WORK TO BE COMPLETED: Your answer should consist of each line below that contains the string "weight".

Items from an interface collection
---

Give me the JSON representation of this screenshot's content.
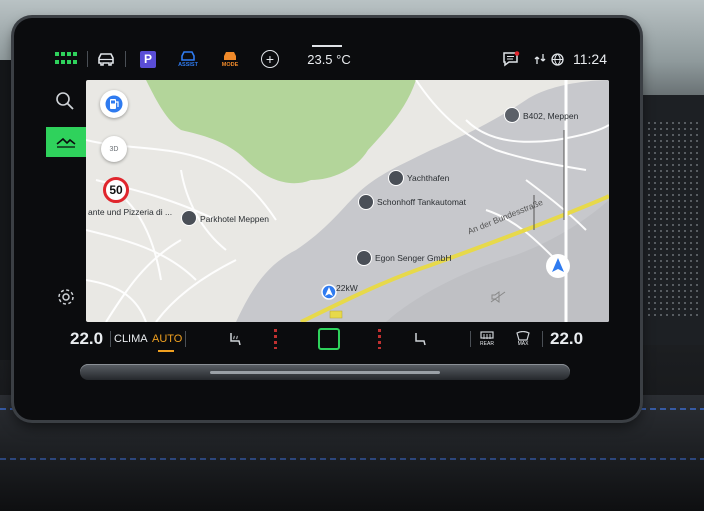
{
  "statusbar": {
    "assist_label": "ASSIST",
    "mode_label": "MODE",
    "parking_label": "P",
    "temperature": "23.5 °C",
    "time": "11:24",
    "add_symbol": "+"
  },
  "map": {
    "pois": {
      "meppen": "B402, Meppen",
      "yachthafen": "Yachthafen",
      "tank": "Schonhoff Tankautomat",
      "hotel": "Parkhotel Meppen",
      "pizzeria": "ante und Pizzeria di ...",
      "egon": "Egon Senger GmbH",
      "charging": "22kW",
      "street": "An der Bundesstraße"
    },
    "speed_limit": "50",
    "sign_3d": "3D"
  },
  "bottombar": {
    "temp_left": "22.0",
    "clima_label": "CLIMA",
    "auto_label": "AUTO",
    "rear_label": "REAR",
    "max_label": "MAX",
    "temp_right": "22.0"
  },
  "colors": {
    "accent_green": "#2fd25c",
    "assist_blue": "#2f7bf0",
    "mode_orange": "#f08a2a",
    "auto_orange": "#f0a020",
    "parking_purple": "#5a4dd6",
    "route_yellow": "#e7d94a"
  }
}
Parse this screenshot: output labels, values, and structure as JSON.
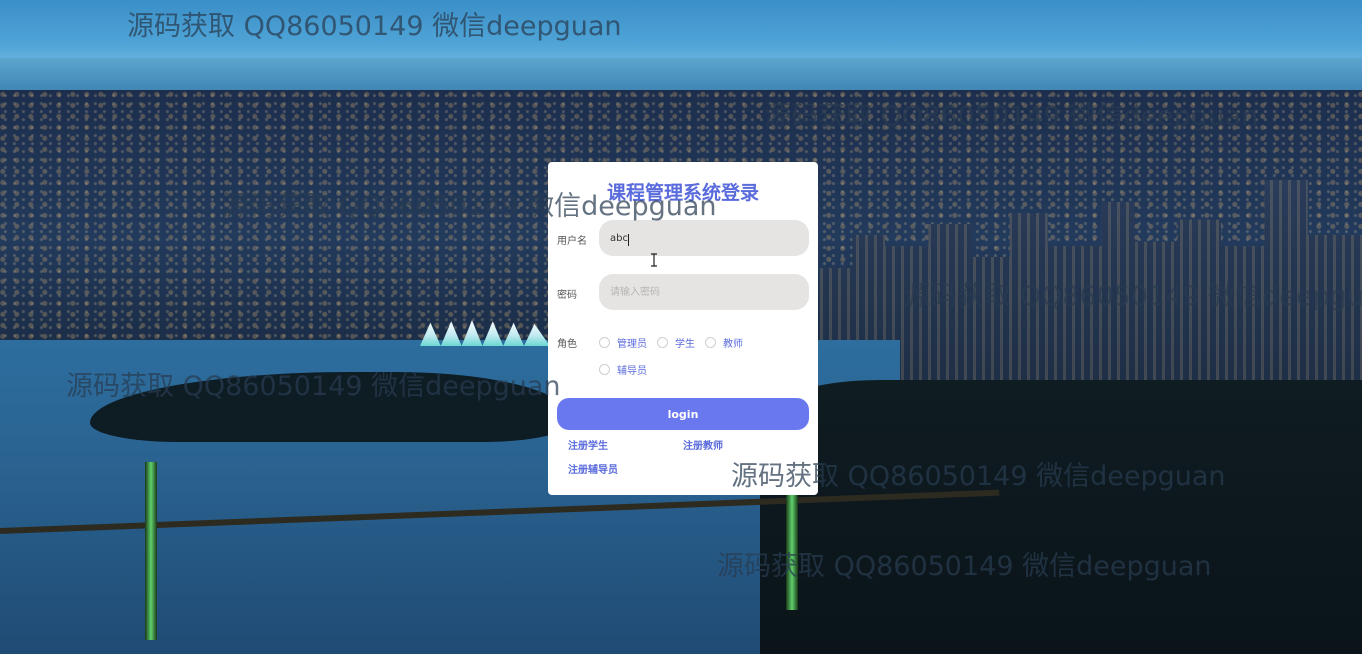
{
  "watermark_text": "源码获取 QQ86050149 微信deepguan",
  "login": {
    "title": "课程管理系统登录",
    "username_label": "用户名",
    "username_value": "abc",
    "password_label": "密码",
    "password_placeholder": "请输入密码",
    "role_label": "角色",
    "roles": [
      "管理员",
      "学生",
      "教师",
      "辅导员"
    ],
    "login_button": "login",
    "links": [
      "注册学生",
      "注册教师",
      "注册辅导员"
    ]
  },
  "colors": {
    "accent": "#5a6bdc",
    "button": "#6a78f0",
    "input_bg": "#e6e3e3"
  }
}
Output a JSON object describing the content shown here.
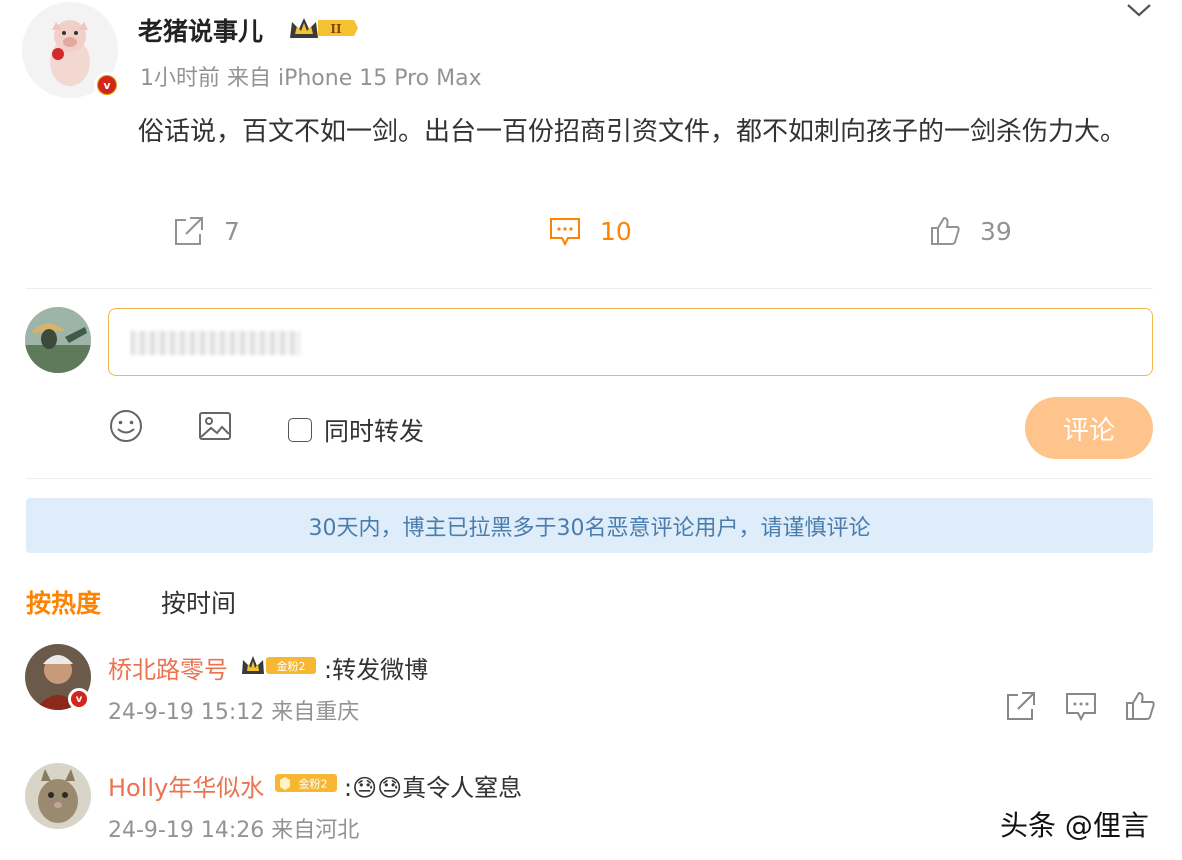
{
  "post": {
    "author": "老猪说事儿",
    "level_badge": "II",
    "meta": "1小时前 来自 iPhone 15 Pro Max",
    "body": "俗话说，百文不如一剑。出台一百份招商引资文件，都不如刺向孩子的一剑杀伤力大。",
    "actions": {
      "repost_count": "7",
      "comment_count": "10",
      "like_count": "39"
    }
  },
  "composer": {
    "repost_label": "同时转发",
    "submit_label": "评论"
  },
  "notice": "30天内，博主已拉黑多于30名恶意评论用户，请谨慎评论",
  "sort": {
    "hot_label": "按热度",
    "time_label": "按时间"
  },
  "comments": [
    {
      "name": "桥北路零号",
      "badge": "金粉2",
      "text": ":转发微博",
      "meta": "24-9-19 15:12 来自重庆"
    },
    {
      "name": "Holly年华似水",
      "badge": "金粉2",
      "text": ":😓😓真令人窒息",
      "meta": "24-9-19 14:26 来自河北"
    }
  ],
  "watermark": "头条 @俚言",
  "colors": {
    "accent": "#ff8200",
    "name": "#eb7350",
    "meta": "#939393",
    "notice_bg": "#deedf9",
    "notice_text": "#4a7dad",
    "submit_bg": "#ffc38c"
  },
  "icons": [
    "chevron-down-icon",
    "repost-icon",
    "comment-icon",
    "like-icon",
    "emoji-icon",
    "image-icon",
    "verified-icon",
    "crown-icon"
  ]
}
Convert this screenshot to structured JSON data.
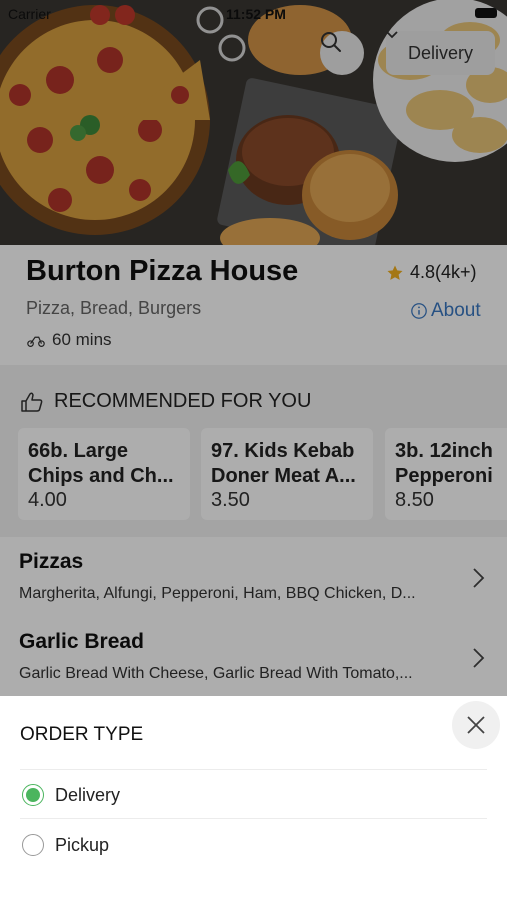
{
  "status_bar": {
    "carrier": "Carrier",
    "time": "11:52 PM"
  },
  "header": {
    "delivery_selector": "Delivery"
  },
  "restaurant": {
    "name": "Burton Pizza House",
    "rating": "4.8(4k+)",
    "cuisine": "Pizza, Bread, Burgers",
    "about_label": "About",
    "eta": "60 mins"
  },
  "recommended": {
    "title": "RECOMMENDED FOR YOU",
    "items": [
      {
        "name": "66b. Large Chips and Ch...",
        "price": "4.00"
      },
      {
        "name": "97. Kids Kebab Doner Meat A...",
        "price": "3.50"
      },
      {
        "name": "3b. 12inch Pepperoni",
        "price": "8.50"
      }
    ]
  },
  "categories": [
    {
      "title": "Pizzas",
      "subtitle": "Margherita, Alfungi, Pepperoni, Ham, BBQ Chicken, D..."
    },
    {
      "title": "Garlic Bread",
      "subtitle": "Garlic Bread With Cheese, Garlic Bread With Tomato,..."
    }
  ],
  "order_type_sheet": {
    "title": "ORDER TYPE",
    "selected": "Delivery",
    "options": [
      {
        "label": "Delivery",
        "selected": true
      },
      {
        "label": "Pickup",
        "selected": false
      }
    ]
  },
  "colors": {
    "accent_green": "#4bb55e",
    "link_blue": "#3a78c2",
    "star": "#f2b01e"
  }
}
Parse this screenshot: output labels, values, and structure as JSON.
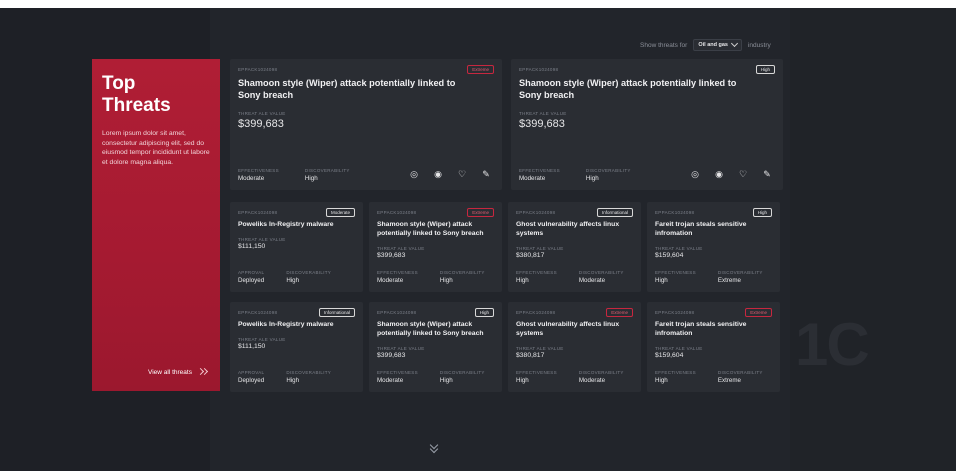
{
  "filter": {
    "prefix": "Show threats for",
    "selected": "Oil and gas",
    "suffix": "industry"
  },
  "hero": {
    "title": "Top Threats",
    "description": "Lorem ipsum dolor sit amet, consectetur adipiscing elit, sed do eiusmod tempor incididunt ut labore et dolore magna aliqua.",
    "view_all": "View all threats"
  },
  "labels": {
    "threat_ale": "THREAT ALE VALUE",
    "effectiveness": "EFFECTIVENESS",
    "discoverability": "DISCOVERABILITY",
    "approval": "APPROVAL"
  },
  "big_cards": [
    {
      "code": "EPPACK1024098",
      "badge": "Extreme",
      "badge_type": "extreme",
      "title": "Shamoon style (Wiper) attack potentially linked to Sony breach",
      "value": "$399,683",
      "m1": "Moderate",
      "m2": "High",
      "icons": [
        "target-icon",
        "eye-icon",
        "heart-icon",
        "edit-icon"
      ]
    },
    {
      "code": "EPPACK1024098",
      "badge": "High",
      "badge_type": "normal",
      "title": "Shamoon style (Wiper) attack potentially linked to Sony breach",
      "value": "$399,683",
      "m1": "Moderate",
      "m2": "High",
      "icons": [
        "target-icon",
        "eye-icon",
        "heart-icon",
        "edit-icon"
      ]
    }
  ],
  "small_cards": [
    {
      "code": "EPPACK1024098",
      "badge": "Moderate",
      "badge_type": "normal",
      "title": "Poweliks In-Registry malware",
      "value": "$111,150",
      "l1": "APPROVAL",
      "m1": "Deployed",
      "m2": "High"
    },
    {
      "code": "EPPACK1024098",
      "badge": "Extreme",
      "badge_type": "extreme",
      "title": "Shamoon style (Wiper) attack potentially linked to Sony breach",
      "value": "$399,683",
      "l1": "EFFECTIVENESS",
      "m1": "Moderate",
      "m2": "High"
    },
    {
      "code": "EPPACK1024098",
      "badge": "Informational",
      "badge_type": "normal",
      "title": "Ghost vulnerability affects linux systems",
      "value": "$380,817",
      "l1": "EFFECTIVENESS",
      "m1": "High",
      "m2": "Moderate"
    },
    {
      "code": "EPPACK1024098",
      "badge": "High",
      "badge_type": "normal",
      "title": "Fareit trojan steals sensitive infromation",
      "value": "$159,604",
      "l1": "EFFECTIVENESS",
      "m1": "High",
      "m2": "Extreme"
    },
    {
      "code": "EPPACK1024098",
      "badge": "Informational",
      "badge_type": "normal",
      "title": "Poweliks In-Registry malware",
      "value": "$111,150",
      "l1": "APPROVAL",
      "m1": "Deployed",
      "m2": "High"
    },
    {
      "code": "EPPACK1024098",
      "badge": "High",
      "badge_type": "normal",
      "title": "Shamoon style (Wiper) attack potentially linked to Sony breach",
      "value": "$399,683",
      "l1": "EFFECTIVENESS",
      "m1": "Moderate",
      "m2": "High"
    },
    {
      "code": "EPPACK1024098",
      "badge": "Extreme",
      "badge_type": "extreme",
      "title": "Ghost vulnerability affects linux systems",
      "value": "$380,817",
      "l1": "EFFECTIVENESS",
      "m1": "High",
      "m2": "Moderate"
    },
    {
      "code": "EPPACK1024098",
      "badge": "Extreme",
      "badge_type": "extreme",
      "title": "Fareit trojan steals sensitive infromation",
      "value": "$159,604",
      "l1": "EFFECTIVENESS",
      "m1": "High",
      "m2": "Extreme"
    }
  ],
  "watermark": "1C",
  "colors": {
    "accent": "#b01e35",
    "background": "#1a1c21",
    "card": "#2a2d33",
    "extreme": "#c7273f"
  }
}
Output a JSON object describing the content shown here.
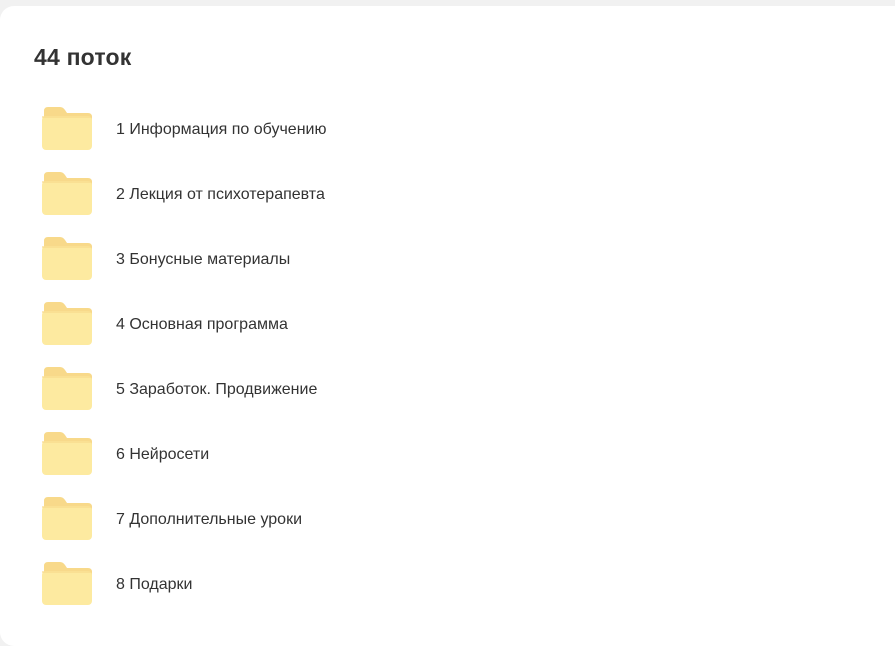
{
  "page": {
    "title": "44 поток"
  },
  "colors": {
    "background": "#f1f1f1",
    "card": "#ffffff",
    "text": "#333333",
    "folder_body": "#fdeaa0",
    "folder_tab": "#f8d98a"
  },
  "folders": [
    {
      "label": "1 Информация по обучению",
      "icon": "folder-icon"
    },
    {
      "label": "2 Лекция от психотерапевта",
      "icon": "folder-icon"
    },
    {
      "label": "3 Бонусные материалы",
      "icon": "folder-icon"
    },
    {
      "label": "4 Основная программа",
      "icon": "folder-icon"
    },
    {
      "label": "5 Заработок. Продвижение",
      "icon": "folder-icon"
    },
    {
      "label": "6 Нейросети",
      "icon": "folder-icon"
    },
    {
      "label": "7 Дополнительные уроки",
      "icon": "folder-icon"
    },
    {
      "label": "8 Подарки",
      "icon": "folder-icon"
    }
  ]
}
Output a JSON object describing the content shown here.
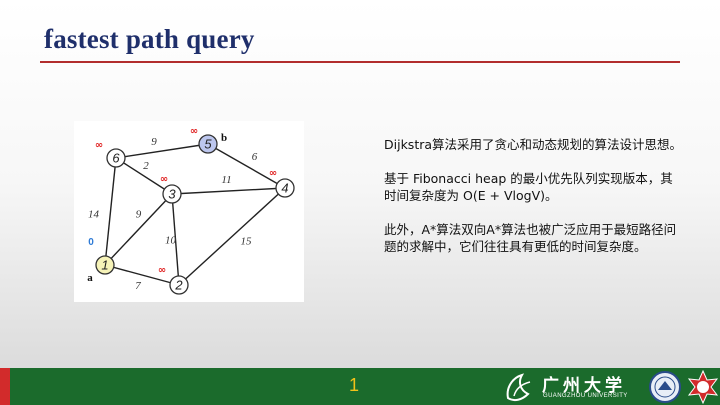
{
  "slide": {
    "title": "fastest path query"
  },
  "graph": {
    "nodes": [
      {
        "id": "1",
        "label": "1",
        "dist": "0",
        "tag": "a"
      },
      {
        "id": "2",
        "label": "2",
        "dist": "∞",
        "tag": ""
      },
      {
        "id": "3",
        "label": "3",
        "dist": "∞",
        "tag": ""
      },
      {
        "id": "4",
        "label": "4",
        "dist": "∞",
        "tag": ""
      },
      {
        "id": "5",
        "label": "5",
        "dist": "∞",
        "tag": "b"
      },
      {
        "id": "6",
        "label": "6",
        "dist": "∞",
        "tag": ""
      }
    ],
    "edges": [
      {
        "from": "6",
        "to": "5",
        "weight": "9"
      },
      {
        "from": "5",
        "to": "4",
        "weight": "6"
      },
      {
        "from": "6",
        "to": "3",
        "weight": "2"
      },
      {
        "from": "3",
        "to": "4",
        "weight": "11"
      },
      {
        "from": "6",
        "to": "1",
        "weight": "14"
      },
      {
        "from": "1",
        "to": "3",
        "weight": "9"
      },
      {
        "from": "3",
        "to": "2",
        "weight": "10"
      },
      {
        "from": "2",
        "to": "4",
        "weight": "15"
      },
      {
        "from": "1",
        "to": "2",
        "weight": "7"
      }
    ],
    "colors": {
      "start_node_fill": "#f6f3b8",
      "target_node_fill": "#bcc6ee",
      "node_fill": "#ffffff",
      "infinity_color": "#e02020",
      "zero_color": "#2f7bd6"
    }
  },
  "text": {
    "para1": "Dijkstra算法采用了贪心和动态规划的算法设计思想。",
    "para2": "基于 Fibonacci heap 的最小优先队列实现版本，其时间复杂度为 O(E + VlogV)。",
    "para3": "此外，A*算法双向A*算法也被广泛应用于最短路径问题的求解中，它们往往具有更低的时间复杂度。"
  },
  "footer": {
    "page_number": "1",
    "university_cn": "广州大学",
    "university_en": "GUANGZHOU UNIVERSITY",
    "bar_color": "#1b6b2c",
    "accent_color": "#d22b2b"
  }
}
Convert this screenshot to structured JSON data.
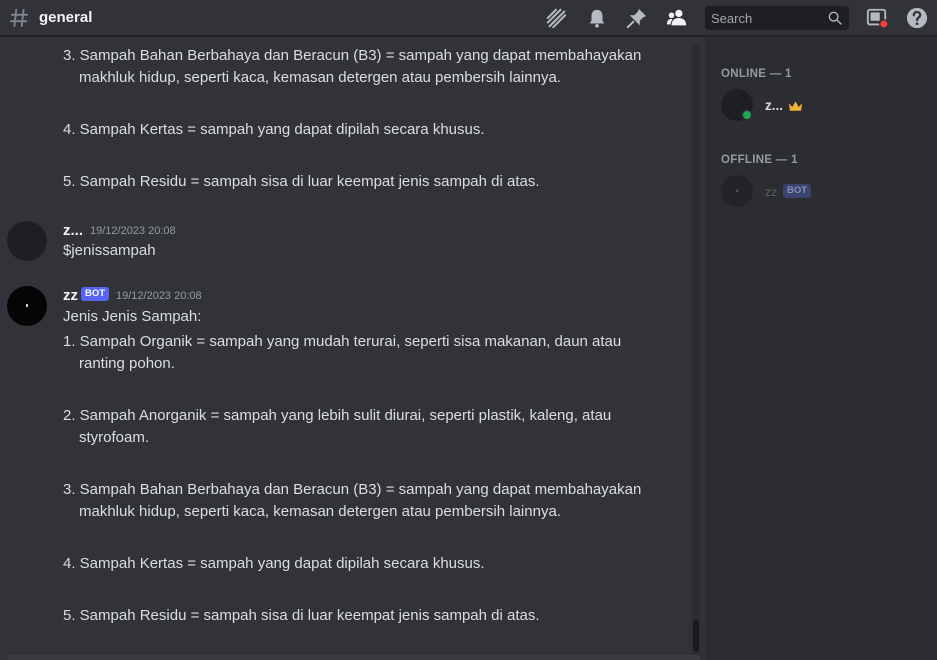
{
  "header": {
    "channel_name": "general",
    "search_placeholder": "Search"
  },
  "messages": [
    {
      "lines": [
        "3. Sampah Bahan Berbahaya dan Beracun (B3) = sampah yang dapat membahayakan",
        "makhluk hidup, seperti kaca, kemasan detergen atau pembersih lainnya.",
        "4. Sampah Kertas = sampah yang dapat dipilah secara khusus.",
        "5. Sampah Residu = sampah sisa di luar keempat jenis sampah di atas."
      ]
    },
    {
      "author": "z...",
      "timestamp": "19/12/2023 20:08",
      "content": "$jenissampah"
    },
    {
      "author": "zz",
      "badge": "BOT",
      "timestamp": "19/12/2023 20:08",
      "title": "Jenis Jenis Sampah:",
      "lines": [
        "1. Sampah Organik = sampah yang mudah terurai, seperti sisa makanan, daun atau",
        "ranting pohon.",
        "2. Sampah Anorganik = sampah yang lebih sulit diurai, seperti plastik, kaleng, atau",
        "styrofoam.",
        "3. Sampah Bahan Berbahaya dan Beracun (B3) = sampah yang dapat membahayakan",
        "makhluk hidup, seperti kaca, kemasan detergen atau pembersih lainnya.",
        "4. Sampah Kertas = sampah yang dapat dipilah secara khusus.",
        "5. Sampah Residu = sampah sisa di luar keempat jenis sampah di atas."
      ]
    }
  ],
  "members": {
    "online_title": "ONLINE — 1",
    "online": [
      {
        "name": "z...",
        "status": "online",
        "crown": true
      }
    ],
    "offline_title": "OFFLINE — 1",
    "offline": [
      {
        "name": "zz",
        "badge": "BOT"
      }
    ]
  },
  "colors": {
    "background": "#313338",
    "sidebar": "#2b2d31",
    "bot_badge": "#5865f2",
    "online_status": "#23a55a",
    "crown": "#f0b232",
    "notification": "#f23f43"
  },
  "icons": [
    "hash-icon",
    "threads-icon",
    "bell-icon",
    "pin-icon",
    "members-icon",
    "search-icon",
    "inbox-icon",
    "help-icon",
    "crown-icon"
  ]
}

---

WRITTEN REPLY:
        "weight": "9"
        "weight": "6"
        "weight": "2"
        "weight": "11"
        "weight": "14"
        "weight": "9"
        "weight": "10"
        "weight": "15"
        "weight": "7"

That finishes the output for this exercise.